- Work instruction: You are asked to filter the data below and copy every line holding "招惹五个大佬之后不想管怎么办".

- Entries shown:
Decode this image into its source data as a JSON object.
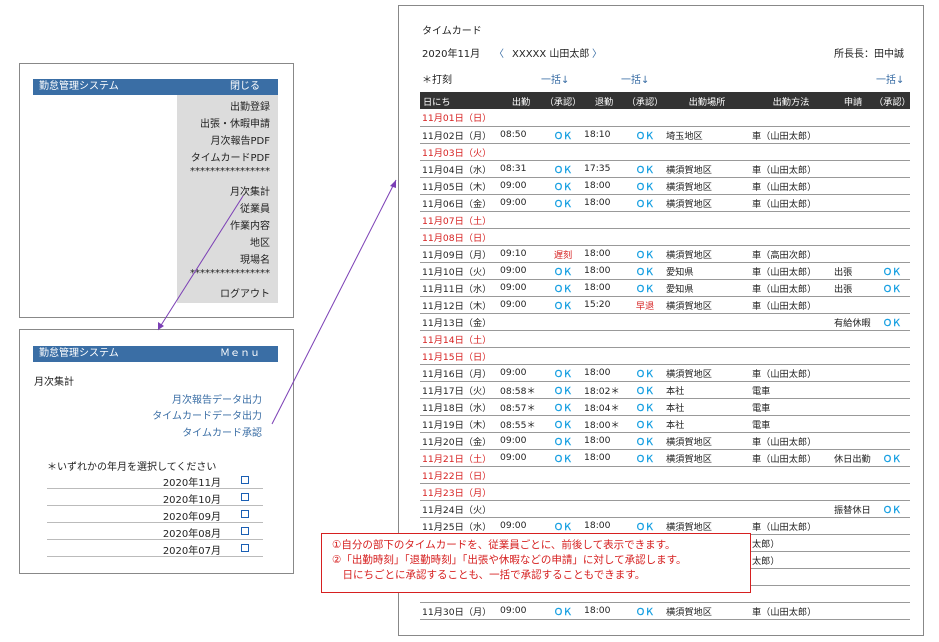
{
  "menu_panel": {
    "title": "勤怠管理システム",
    "close_label": "閉じる",
    "items": [
      "出勤登録",
      "出張・休暇申請",
      "月次報告PDF",
      "タイムカードPDF",
      "****************",
      "月次集計",
      "従業員",
      "作業内容",
      "地区",
      "現場名",
      "****************",
      "ログアウト"
    ]
  },
  "summary_panel": {
    "title": "勤怠管理システム",
    "menu_label": "Ｍｅｎｕ",
    "section_title": "月次集計",
    "links": [
      "月次報告データ出力",
      "タイムカードデータ出力",
      "タイムカード承認"
    ],
    "prompt": "＊いずれかの年月を選択してください",
    "months": [
      "2020年11月",
      "2020年10月",
      "2020年09月",
      "2020年08月",
      "2020年07月"
    ]
  },
  "timecard": {
    "title": "タイムカード",
    "month": "2020年11月",
    "prev": "〈",
    "employee": "XXXXX 山田太郎",
    "next": "〉",
    "manager": "所長長：田中誠",
    "stamp_label": "＊打刻",
    "bulk_label": "一括↓",
    "headers": [
      "日にち",
      "出勤",
      "（承認）",
      "退勤",
      "（承認）",
      "出勤場所",
      "出勤方法",
      "申請",
      "（承認）"
    ],
    "rows": [
      {
        "date": "11月01日（日）",
        "in": "",
        "ina": "",
        "out": "",
        "outa": "",
        "place": "",
        "method": "",
        "req": "",
        "reqa": "",
        "red": true
      },
      {
        "date": "11月02日（月）",
        "in": "08:50",
        "ina": "ＯＫ",
        "out": "18:10",
        "outa": "ＯＫ",
        "place": "埼玉地区",
        "method": "車（山田太郎）",
        "req": "",
        "reqa": ""
      },
      {
        "date": "11月03日（火）",
        "in": "",
        "ina": "",
        "out": "",
        "outa": "",
        "place": "",
        "method": "",
        "req": "",
        "reqa": "",
        "red": true
      },
      {
        "date": "11月04日（水）",
        "in": "08:31",
        "ina": "ＯＫ",
        "out": "17:35",
        "outa": "ＯＫ",
        "place": "横須賀地区",
        "method": "車（山田太郎）",
        "req": "",
        "reqa": ""
      },
      {
        "date": "11月05日（木）",
        "in": "09:00",
        "ina": "ＯＫ",
        "out": "18:00",
        "outa": "ＯＫ",
        "place": "横須賀地区",
        "method": "車（山田太郎）",
        "req": "",
        "reqa": ""
      },
      {
        "date": "11月06日（金）",
        "in": "09:00",
        "ina": "ＯＫ",
        "out": "18:00",
        "outa": "ＯＫ",
        "place": "横須賀地区",
        "method": "車（山田太郎）",
        "req": "",
        "reqa": ""
      },
      {
        "date": "11月07日（土）",
        "in": "",
        "ina": "",
        "out": "",
        "outa": "",
        "place": "",
        "method": "",
        "req": "",
        "reqa": "",
        "red": true
      },
      {
        "date": "11月08日（日）",
        "in": "",
        "ina": "",
        "out": "",
        "outa": "",
        "place": "",
        "method": "",
        "req": "",
        "reqa": "",
        "red": true
      },
      {
        "date": "11月09日（月）",
        "in": "09:10",
        "ina": "遅刻",
        "out": "18:00",
        "outa": "ＯＫ",
        "place": "横須賀地区",
        "method": "車（高田次郎）",
        "req": "",
        "reqa": ""
      },
      {
        "date": "11月10日（火）",
        "in": "09:00",
        "ina": "ＯＫ",
        "out": "18:00",
        "outa": "ＯＫ",
        "place": "愛知県",
        "method": "車（山田太郎）",
        "req": "出張",
        "reqa": "ＯＫ"
      },
      {
        "date": "11月11日（水）",
        "in": "09:00",
        "ina": "ＯＫ",
        "out": "18:00",
        "outa": "ＯＫ",
        "place": "愛知県",
        "method": "車（山田太郎）",
        "req": "出張",
        "reqa": "ＯＫ"
      },
      {
        "date": "11月12日（木）",
        "in": "09:00",
        "ina": "ＯＫ",
        "out": "15:20",
        "outa": "早退",
        "place": "横須賀地区",
        "method": "車（山田太郎）",
        "req": "",
        "reqa": ""
      },
      {
        "date": "11月13日（金）",
        "in": "",
        "ina": "",
        "out": "",
        "outa": "",
        "place": "",
        "method": "",
        "req": "有給休暇",
        "reqa": "ＯＫ"
      },
      {
        "date": "11月14日（土）",
        "in": "",
        "ina": "",
        "out": "",
        "outa": "",
        "place": "",
        "method": "",
        "req": "",
        "reqa": "",
        "red": true
      },
      {
        "date": "11月15日（日）",
        "in": "",
        "ina": "",
        "out": "",
        "outa": "",
        "place": "",
        "method": "",
        "req": "",
        "reqa": "",
        "red": true
      },
      {
        "date": "11月16日（月）",
        "in": "09:00",
        "ina": "ＯＫ",
        "out": "18:00",
        "outa": "ＯＫ",
        "place": "横須賀地区",
        "method": "車（山田太郎）",
        "req": "",
        "reqa": ""
      },
      {
        "date": "11月17日（火）",
        "in": "08:58＊",
        "ina": "ＯＫ",
        "out": "18:02＊",
        "outa": "ＯＫ",
        "place": "本社",
        "method": "電車",
        "req": "",
        "reqa": ""
      },
      {
        "date": "11月18日（水）",
        "in": "08:57＊",
        "ina": "ＯＫ",
        "out": "18:04＊",
        "outa": "ＯＫ",
        "place": "本社",
        "method": "電車",
        "req": "",
        "reqa": ""
      },
      {
        "date": "11月19日（木）",
        "in": "08:55＊",
        "ina": "ＯＫ",
        "out": "18:00＊",
        "outa": "ＯＫ",
        "place": "本社",
        "method": "電車",
        "req": "",
        "reqa": ""
      },
      {
        "date": "11月20日（金）",
        "in": "09:00",
        "ina": "ＯＫ",
        "out": "18:00",
        "outa": "ＯＫ",
        "place": "横須賀地区",
        "method": "車（山田太郎）",
        "req": "",
        "reqa": ""
      },
      {
        "date": "11月21日（土）",
        "in": "09:00",
        "ina": "ＯＫ",
        "out": "18:00",
        "outa": "ＯＫ",
        "place": "横須賀地区",
        "method": "車（山田太郎）",
        "req": "休日出勤",
        "reqa": "ＯＫ",
        "red": true
      },
      {
        "date": "11月22日（日）",
        "in": "",
        "ina": "",
        "out": "",
        "outa": "",
        "place": "",
        "method": "",
        "req": "",
        "reqa": "",
        "red": true
      },
      {
        "date": "11月23日（月）",
        "in": "",
        "ina": "",
        "out": "",
        "outa": "",
        "place": "",
        "method": "",
        "req": "",
        "reqa": "",
        "red": true
      },
      {
        "date": "11月24日（火）",
        "in": "",
        "ina": "",
        "out": "",
        "outa": "",
        "place": "",
        "method": "",
        "req": "振替休日",
        "reqa": "ＯＫ"
      },
      {
        "date": "11月25日（水）",
        "in": "09:00",
        "ina": "ＯＫ",
        "out": "18:00",
        "outa": "ＯＫ",
        "place": "横須賀地区",
        "method": "車（山田太郎）",
        "req": "",
        "reqa": ""
      },
      {
        "date": "",
        "in": "",
        "ina": "",
        "out": "",
        "outa": "",
        "place": "",
        "method": "太郎）",
        "req": "",
        "reqa": ""
      },
      {
        "date": "",
        "in": "",
        "ina": "",
        "out": "",
        "outa": "",
        "place": "",
        "method": "太郎）",
        "req": "",
        "reqa": ""
      },
      {
        "date": "",
        "in": "",
        "ina": "",
        "out": "",
        "outa": "",
        "place": "",
        "method": "",
        "req": "",
        "reqa": ""
      },
      {
        "date": "",
        "in": "",
        "ina": "",
        "out": "",
        "outa": "",
        "place": "",
        "method": "",
        "req": "",
        "reqa": ""
      },
      {
        "date": "11月30日（月）",
        "in": "09:00",
        "ina": "ＯＫ",
        "out": "18:00",
        "outa": "ＯＫ",
        "place": "横須賀地区",
        "method": "車（山田太郎）",
        "req": "",
        "reqa": ""
      }
    ]
  },
  "note": {
    "lines": [
      "①自分の部下のタイムカードを、従業員ごとに、前後して表示できます。",
      "②「出勤時刻」「退勤時刻」「出張や休暇などの申請」に対して承認します。",
      "　日にちごとに承認することも、一括で承認することもできます。"
    ]
  },
  "colors": {
    "header_blue": "#3a6ea5",
    "ok_blue": "#1ba1e2",
    "red": "#d62020"
  }
}
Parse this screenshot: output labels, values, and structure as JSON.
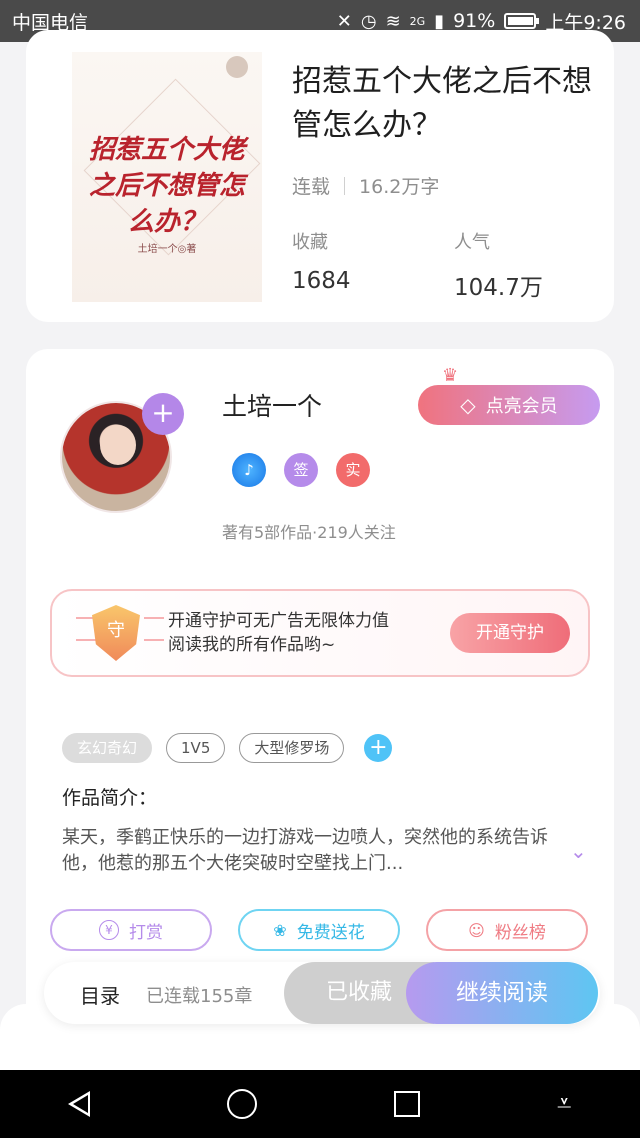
{
  "status_bar": {
    "carrier": "中国电信",
    "network": "2G",
    "battery": "91%",
    "time": "上午9:26",
    "icons": [
      "mute-icon",
      "alarm-icon",
      "wifi-icon",
      "signal-icon",
      "battery-icon"
    ]
  },
  "book": {
    "cover_title": "招惹五个大佬之后不想管怎么办？",
    "cover_author": "土培一个◎著",
    "title": "招惹五个大佬之后不想管怎么办？",
    "status": "连载",
    "word_count": "16.2万字",
    "stats": [
      {
        "label": "收藏",
        "value": "1684"
      },
      {
        "label": "人气",
        "value": "104.7万"
      }
    ]
  },
  "author": {
    "name": "土培一个",
    "badges": [
      "♪",
      "签",
      "实"
    ],
    "stats": "著有5部作品·219人关注",
    "vip_button": "点亮会员"
  },
  "guard": {
    "shield_char": "守",
    "line1": "开通守护可无广告无限体力值",
    "line2": "阅读我的所有作品哟~",
    "button": "开通守护"
  },
  "tags": [
    "玄幻奇幻",
    "1V5",
    "大型修罗场"
  ],
  "intro": {
    "title": "作品简介：",
    "text": "某天，季鹤正快乐的一边打游戏一边喷人，突然他的系统告诉他，他惹的那五个大佬突破时空壁找上门..."
  },
  "actions": [
    {
      "label": "打赏",
      "icon": "coin-icon"
    },
    {
      "label": "免费送花",
      "icon": "flower-icon"
    },
    {
      "label": "粉丝榜",
      "icon": "fans-icon"
    }
  ],
  "read_bar": {
    "toc": "目录",
    "chapters": "已连载155章",
    "collected": "已收藏",
    "continue": "继续阅读"
  },
  "colors": {
    "accent_purple": "#b58bea",
    "accent_blue": "#5ec6f2",
    "accent_pink": "#ef6d79"
  }
}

- Expected output:
    "cover_title": "招惹五个大佬之后不想管怎么办？",
    "title": "招惹五个大佬之后不想管怎么办？",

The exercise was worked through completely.